Section: Opinion

Column: Artifacts of the Titanic should be left untouched

When we were discussing artwork from Ancient Greece, specifically architecture and sculptures, in ARHS 110: Introduction to Western Art: Ancient to Medieval, our professor brought up just how many pieces of work had been removed from Greece and taken to museums around the world. So, with last Sunday being the anniversary of the sinking of the Titanic, it made me revisit the ethics of moving or taking entire pieces of history. There is a big difference between educational gain and commercial gain with regard to historical sites and artifacts. As students, we must remember to prioritize the preservation of historical sites and be mindful of their importance to future generations.  

Removing historical artifacts and voyaging down to the wreck has raised ethical concerns for generations. The Elgin Marbles, a series of Ancient Greek sculptures that were taken from the Parthenon in 1801, serve as an important historical example. Since the 19th century, these sculptures have been housed in The British Museum. Unlike these sculptures, the Titanic practically serves as a gravesite. Pairs of shoes found can indicate where there was once a body. Thousands of artifacts have been pulled up from the wreckage, now displayed in museums around the world. For some, profiting off of the site became a competition; different organizations wanted to auction off and sell the many artifacts they had found. Even tourism became popular, with companies charging tens of thousands of dollars for people to explore the wreckage. A balance is needed between education through tourism and preservation of of historical sites. 

The continuous intrusion of the site has caused damage to the ship itself, disrespecting the memories of those who are connected to the tragedy. Trash has been found littering the site, proof that tourism has done much more harm than good. Before stricter laws were implemented in order to protect the Titanic, the many trips made caused even more harm to the wreck. Thankfully, as it’s been more than 100 years since the Titanic sank, the site is now protected under UNESCO Convention on the Protection of the Underwater Cultural Heritage. So, do we really need to continue going down to the wreckage?

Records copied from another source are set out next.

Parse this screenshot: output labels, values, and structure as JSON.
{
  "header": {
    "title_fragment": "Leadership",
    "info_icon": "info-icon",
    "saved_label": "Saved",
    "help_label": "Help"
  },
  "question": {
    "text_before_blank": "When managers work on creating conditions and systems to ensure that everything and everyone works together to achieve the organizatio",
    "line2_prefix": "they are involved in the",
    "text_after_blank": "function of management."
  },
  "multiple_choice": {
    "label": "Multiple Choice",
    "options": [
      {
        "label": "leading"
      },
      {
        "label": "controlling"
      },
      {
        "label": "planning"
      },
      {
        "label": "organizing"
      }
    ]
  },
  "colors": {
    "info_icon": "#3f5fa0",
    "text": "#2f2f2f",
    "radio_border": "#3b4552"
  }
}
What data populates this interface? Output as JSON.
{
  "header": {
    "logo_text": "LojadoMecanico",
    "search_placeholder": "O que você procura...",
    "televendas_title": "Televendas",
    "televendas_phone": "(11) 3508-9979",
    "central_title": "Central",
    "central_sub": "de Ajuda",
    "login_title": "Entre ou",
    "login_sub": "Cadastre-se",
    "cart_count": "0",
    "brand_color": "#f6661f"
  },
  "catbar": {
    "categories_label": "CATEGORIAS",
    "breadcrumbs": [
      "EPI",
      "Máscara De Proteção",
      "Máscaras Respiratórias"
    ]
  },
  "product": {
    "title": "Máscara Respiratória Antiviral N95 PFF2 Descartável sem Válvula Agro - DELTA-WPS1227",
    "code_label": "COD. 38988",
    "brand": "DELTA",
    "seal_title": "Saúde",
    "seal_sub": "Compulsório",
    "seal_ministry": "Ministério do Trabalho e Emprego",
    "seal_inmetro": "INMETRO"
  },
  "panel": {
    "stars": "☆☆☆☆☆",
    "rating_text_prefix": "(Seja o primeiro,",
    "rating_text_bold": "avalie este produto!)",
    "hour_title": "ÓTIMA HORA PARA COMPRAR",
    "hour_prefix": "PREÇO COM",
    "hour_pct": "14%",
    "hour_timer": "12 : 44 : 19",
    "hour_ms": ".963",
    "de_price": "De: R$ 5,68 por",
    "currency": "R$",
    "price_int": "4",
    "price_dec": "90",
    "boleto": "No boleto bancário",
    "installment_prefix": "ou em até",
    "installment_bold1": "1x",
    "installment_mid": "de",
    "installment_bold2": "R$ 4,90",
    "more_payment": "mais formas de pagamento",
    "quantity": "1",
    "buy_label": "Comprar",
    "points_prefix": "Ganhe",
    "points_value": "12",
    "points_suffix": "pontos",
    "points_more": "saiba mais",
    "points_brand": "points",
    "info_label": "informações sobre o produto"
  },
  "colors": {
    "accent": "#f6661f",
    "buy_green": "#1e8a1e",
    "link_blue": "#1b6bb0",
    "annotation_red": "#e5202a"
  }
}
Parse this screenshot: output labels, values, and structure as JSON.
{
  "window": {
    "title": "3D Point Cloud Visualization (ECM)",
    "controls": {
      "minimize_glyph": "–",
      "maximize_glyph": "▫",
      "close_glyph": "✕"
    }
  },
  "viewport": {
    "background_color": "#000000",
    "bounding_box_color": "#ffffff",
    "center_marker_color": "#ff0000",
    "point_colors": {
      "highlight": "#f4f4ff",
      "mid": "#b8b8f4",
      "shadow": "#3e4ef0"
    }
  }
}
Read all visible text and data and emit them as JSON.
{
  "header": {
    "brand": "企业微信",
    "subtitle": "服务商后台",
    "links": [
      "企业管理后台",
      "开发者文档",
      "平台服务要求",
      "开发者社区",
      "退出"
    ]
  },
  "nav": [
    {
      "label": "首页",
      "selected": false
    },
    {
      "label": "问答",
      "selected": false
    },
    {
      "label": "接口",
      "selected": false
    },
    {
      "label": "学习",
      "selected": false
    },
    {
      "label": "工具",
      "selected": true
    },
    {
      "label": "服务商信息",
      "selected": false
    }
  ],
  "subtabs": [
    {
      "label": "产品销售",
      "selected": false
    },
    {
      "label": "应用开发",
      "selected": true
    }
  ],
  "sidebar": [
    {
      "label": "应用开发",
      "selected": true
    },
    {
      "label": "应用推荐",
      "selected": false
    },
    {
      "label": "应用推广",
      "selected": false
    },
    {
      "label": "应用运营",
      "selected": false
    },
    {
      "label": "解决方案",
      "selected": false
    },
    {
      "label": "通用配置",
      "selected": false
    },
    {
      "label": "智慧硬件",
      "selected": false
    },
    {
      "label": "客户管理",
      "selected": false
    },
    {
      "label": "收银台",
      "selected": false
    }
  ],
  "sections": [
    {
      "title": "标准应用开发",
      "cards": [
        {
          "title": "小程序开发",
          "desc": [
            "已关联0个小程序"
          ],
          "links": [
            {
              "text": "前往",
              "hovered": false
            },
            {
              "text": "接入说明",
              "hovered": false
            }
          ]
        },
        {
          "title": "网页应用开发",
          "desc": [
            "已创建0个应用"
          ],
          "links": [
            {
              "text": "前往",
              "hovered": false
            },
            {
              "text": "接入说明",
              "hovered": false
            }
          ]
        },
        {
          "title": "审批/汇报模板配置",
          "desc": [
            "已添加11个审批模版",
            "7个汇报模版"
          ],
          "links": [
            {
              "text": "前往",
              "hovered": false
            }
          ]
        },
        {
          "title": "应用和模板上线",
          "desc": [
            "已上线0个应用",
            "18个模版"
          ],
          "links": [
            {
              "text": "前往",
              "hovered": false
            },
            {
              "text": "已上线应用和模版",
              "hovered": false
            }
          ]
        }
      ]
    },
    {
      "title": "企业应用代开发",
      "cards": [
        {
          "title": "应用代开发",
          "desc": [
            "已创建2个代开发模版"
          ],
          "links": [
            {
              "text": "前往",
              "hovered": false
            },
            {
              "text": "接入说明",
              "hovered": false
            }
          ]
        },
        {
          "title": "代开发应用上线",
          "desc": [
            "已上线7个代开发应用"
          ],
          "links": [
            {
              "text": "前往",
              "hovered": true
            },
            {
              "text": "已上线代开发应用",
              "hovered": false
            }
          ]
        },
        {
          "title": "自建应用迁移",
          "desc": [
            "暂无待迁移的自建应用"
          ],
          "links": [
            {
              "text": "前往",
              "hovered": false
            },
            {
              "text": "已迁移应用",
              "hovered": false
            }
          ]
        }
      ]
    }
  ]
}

With the Titanic being over a century old, bacteria slowly eating away at it and parts of the ship having collapsed in on itself, isn’t it better to leave it alone now? The expeditions have caused enough damage, and thousands of artifacts have already been recovered. It’s time to let the wreck be. The history of the Titanic will not be forgotten, nor will the people who perished there. 

Benjamin Dalenberg ’27 is an English major with an emphasis in creative writing from Franklin, Tenn. He can be reached at dalenberg1@kenyon.edu.

0 Comments

Comments for this article have closed. If you'd like to send a letter to the editor for publication, please email us at collegian@kenyon.edu.